▶ INSTRUCTIONS TO FOLLOW
The records that follow are to be copied word for word. Pictures should be omitted.

▶ RECORD EXCERPTS
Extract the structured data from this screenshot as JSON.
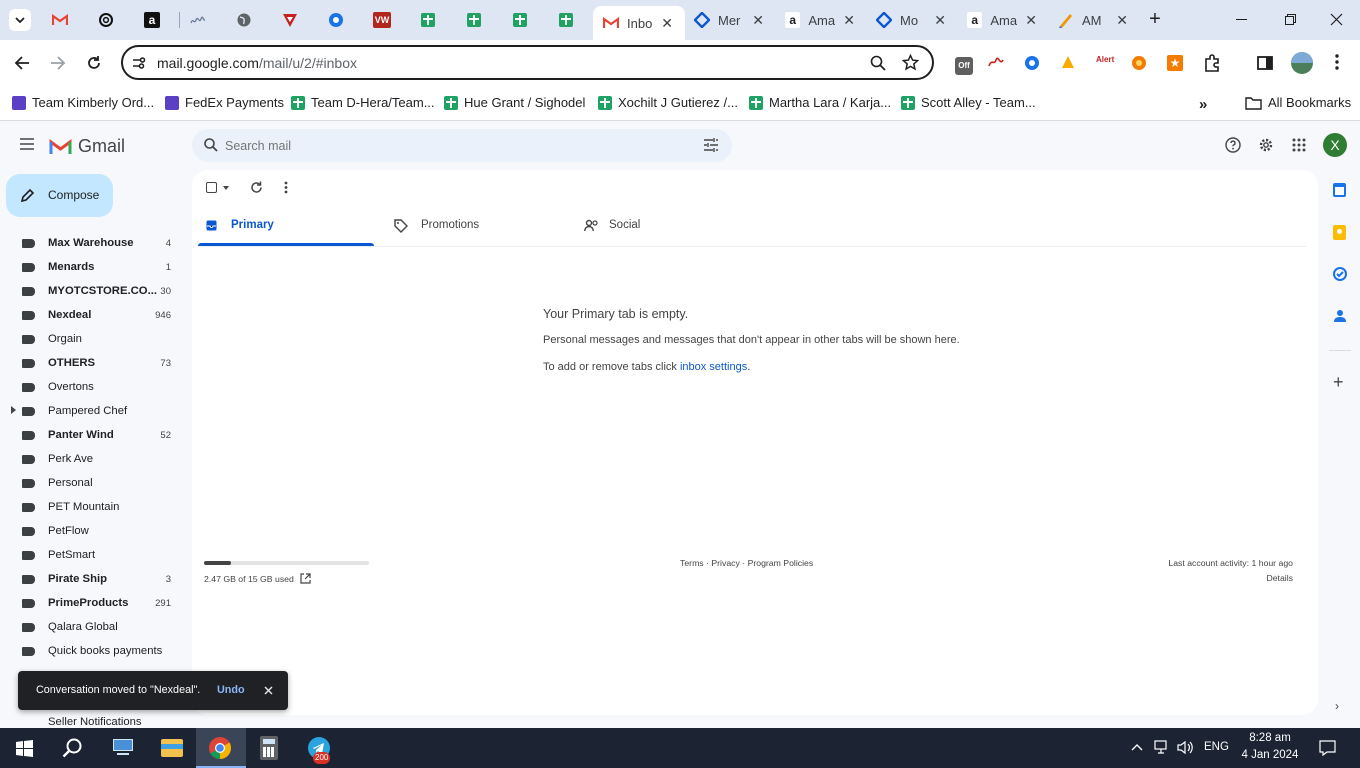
{
  "browser": {
    "tabs": [
      {
        "title": "Inbo",
        "active": true
      },
      {
        "title": "Mer"
      },
      {
        "title": "Ama"
      },
      {
        "title": "Mo"
      },
      {
        "title": "Ama"
      },
      {
        "title": "AM"
      }
    ],
    "url_host": "mail.google.com",
    "url_path": "/mail/u/2/#inbox",
    "bookmarks": [
      "Team Kimberly Ord...",
      "FedEx Payments",
      "Team D-Hera/Team...",
      "Hue Grant / Sighodel",
      "Xochilt J Gutierez /...",
      "Martha Lara / Karja...",
      "Scott Alley - Team..."
    ],
    "all_bookmarks": "All Bookmarks"
  },
  "gmail": {
    "brand": "Gmail",
    "search_placeholder": "Search mail",
    "compose": "Compose",
    "avatar_letter": "X",
    "labels": [
      {
        "name": "Max Warehouse",
        "count": "4",
        "bold": true
      },
      {
        "name": "Menards",
        "count": "1",
        "bold": true
      },
      {
        "name": "MYOTCSTORE.CO...",
        "count": "30",
        "bold": true
      },
      {
        "name": "Nexdeal",
        "count": "946",
        "bold": true
      },
      {
        "name": "Orgain",
        "count": ""
      },
      {
        "name": "OTHERS",
        "count": "73",
        "bold": true
      },
      {
        "name": "Overtons",
        "count": ""
      },
      {
        "name": "Pampered Chef",
        "count": "",
        "expand": true
      },
      {
        "name": "Panter Wind",
        "count": "52",
        "bold": true
      },
      {
        "name": "Perk Ave",
        "count": ""
      },
      {
        "name": "Personal",
        "count": ""
      },
      {
        "name": "PET Mountain",
        "count": ""
      },
      {
        "name": "PetFlow",
        "count": ""
      },
      {
        "name": "PetSmart",
        "count": ""
      },
      {
        "name": "Pirate Ship",
        "count": "3",
        "bold": true
      },
      {
        "name": "PrimeProducts",
        "count": "291",
        "bold": true
      },
      {
        "name": "Qalara Global",
        "count": ""
      },
      {
        "name": "Quick books payments",
        "count": ""
      }
    ],
    "last_label": "Seller Notifications",
    "tabs": [
      "Primary",
      "Promotions",
      "Social"
    ],
    "empty_title": "Your Primary tab is empty.",
    "empty_desc": "Personal messages and messages that don't appear in other tabs will be shown here.",
    "empty_hint_prefix": "To add or remove tabs click ",
    "empty_hint_link": "inbox settings",
    "empty_hint_suffix": ".",
    "storage": "2.47 GB of 15 GB used",
    "storage_fraction": 0.165,
    "footer_links": "Terms · Privacy · Program Policies",
    "last_activity": "Last account activity: 1 hour ago",
    "details": "Details",
    "toast_msg": "Conversation moved to \"Nexdeal\".",
    "toast_undo": "Undo"
  },
  "taskbar": {
    "lang": "ENG",
    "time": "8:28 am",
    "date": "4 Jan 2024",
    "telegram_badge": "200"
  },
  "colors": {
    "accent": "#0b57d0",
    "compose_bg": "#c2e7ff",
    "toast_bg": "#202124"
  }
}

▶ TASK RESPONSE
Extract the structured data from this screenshot as JSON.
{
  "browser": {
    "tabs": [
      {
        "title": "Inbo",
        "active": true
      },
      {
        "title": "Mer"
      },
      {
        "title": "Ama"
      },
      {
        "title": "Mo"
      },
      {
        "title": "Ama"
      },
      {
        "title": "AM"
      }
    ],
    "url_host": "mail.google.com",
    "url_path": "/mail/u/2/#inbox",
    "bookmarks": [
      "Team Kimberly Ord...",
      "FedEx Payments",
      "Team D-Hera/Team...",
      "Hue Grant / Sighodel",
      "Xochilt J Gutierez /...",
      "Martha Lara / Karja...",
      "Scott Alley - Team..."
    ],
    "all_bookmarks": "All Bookmarks"
  },
  "gmail": {
    "brand": "Gmail",
    "search_placeholder": "Search mail",
    "compose": "Compose",
    "avatar_letter": "X",
    "labels": [
      {
        "name": "Max Warehouse",
        "count": "4",
        "bold": true
      },
      {
        "name": "Menards",
        "count": "1",
        "bold": true
      },
      {
        "name": "MYOTCSTORE.CO...",
        "count": "30",
        "bold": true
      },
      {
        "name": "Nexdeal",
        "count": "946",
        "bold": true
      },
      {
        "name": "Orgain",
        "count": ""
      },
      {
        "name": "OTHERS",
        "count": "73",
        "bold": true
      },
      {
        "name": "Overtons",
        "count": ""
      },
      {
        "name": "Pampered Chef",
        "count": "",
        "expand": true
      },
      {
        "name": "Panter Wind",
        "count": "52",
        "bold": true
      },
      {
        "name": "Perk Ave",
        "count": ""
      },
      {
        "name": "Personal",
        "count": ""
      },
      {
        "name": "PET Mountain",
        "count": ""
      },
      {
        "name": "PetFlow",
        "count": ""
      },
      {
        "name": "PetSmart",
        "count": ""
      },
      {
        "name": "Pirate Ship",
        "count": "3",
        "bold": true
      },
      {
        "name": "PrimeProducts",
        "count": "291",
        "bold": true
      },
      {
        "name": "Qalara Global",
        "count": ""
      },
      {
        "name": "Quick books payments",
        "count": ""
      }
    ],
    "last_label": "Seller Notifications",
    "tabs": [
      "Primary",
      "Promotions",
      "Social"
    ],
    "empty_title": "Your Primary tab is empty.",
    "empty_desc": "Personal messages and messages that don't appear in other tabs will be shown here.",
    "empty_hint_prefix": "To add or remove tabs click ",
    "empty_hint_link": "inbox settings",
    "empty_hint_suffix": ".",
    "storage": "2.47 GB of 15 GB used",
    "storage_fraction": 0.165,
    "footer_links": "Terms · Privacy · Program Policies",
    "last_activity": "Last account activity: 1 hour ago",
    "details": "Details",
    "toast_msg": "Conversation moved to \"Nexdeal\".",
    "toast_undo": "Undo"
  },
  "taskbar": {
    "lang": "ENG",
    "time": "8:28 am",
    "date": "4 Jan 2024",
    "telegram_badge": "200"
  },
  "colors": {
    "accent": "#0b57d0",
    "compose_bg": "#c2e7ff",
    "toast_bg": "#202124"
  }
}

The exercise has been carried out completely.